▶ Exercise aim
Each line holding the string "snippet" is to be copied from the data.

··· Task material

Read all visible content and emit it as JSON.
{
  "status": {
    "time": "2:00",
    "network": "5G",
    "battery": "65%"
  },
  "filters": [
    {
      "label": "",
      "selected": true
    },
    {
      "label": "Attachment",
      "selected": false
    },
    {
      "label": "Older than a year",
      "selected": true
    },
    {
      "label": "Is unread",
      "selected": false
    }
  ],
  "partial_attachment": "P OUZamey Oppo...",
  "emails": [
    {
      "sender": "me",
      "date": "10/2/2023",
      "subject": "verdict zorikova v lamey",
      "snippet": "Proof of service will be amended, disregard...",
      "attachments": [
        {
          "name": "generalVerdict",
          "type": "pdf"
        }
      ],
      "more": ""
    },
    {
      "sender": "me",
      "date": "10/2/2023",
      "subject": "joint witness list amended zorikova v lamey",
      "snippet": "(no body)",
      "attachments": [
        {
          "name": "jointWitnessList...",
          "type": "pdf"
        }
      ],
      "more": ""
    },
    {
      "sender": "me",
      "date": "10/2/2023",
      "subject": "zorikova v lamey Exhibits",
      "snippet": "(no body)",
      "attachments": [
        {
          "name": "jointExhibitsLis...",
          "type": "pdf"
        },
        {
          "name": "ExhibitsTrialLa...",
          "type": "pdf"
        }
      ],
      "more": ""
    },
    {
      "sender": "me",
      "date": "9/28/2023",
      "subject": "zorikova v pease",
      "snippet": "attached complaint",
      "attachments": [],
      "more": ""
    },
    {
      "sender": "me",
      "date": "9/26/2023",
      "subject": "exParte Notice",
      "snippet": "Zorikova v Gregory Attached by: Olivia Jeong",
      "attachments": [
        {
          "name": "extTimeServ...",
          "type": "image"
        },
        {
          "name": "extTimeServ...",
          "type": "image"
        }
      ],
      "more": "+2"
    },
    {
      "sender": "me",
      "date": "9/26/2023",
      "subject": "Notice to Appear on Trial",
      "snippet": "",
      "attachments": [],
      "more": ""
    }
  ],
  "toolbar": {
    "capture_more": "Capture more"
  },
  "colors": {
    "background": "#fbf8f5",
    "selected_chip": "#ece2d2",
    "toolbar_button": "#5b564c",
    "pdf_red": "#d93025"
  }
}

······

▶ Finished task
      "snippet": "Proof of service will be amended, disregard...",
      "snippet": "(no body)",
      "snippet": "(no body)",
      "snippet": "attached complaint",
      "snippet": "Zorikova v Gregory Attached by: Olivia Jeong",
      "snippet": "",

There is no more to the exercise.